*Task instructions*: Look over the entries below. Report how many lines hold the word "refurbished", and only that.
[Dataset records Boundary: Start]
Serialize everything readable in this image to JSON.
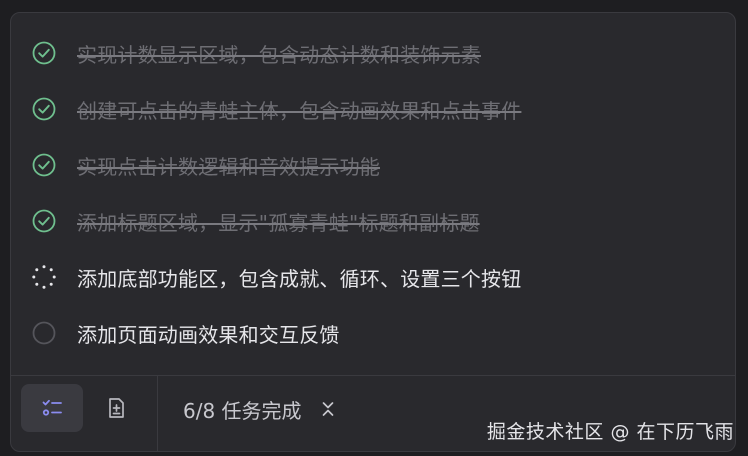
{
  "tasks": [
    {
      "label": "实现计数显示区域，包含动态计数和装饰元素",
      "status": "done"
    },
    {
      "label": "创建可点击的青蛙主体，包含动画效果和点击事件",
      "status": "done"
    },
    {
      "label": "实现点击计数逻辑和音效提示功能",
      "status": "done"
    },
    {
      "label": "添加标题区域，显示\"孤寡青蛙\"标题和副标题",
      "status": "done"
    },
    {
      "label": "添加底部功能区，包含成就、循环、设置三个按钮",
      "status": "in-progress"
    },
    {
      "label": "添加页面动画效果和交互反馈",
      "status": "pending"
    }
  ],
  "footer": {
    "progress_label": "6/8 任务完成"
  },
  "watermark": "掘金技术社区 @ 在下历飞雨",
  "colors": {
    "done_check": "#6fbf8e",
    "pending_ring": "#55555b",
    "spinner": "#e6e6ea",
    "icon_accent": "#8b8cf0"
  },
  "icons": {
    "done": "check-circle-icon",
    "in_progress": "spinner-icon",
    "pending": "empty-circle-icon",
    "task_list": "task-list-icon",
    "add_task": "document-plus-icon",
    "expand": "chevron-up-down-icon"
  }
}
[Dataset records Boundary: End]
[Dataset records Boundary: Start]
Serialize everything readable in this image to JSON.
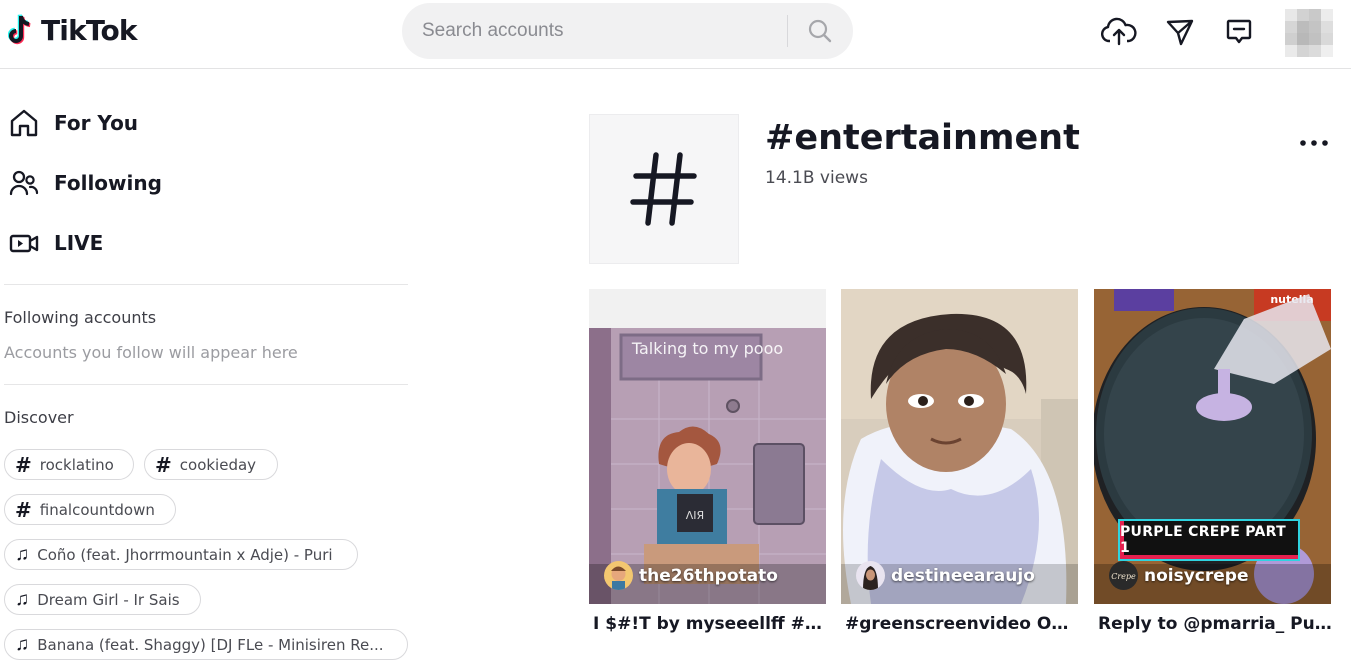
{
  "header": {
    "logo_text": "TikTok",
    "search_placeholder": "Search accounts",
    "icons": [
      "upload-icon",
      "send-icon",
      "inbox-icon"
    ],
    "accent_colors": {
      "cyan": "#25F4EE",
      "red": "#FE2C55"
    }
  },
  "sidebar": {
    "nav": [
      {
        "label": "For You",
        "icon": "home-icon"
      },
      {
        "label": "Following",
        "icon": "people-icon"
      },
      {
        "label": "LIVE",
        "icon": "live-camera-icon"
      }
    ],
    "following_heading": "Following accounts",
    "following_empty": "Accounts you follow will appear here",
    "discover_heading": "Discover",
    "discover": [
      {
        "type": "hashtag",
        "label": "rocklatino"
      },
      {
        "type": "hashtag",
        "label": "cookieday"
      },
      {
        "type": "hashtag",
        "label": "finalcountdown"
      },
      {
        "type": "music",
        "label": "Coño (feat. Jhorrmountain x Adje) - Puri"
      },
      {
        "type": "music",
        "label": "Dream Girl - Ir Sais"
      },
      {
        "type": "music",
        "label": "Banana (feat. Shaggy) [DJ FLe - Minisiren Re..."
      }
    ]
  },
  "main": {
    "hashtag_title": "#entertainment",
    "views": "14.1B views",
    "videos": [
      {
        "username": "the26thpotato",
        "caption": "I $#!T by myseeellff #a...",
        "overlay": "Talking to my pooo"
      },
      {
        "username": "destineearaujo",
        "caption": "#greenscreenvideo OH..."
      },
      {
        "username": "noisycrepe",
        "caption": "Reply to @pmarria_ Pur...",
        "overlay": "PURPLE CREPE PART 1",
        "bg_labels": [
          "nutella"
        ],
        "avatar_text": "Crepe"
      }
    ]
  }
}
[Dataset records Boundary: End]
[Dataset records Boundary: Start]
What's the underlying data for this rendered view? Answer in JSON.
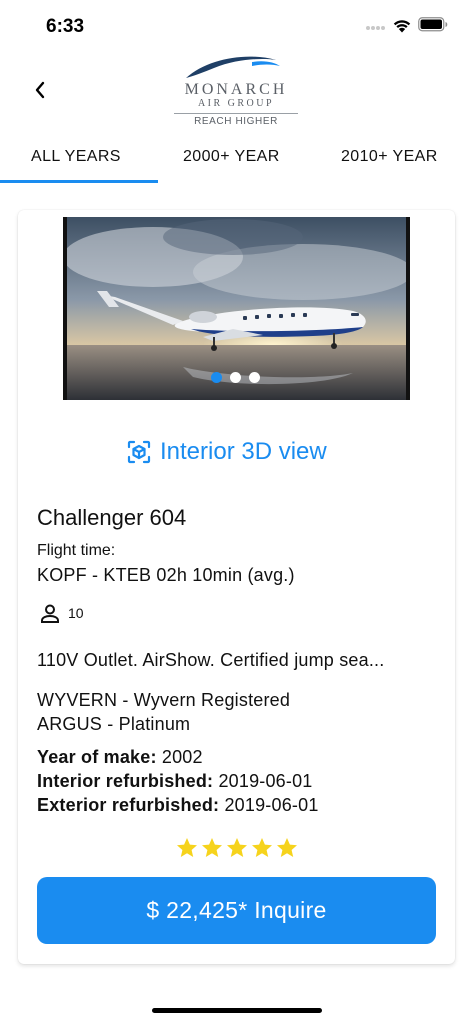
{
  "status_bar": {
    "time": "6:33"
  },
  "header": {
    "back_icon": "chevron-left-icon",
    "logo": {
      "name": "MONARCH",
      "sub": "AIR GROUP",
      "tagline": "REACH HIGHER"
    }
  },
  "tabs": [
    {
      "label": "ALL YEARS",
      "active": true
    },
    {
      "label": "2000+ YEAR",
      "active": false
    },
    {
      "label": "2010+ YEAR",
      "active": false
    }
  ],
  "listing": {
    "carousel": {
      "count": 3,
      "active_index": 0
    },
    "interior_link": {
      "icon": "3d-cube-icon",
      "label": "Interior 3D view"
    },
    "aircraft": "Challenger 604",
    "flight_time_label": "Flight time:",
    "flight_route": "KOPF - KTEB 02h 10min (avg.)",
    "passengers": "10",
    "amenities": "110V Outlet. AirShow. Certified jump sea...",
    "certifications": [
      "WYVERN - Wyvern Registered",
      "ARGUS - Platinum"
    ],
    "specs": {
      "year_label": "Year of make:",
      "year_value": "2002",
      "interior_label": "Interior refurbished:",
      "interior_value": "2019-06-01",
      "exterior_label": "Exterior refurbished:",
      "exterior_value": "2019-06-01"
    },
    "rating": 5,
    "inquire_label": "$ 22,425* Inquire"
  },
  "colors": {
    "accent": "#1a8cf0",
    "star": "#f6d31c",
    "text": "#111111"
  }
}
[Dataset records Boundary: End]
*Result of this exercise*: 2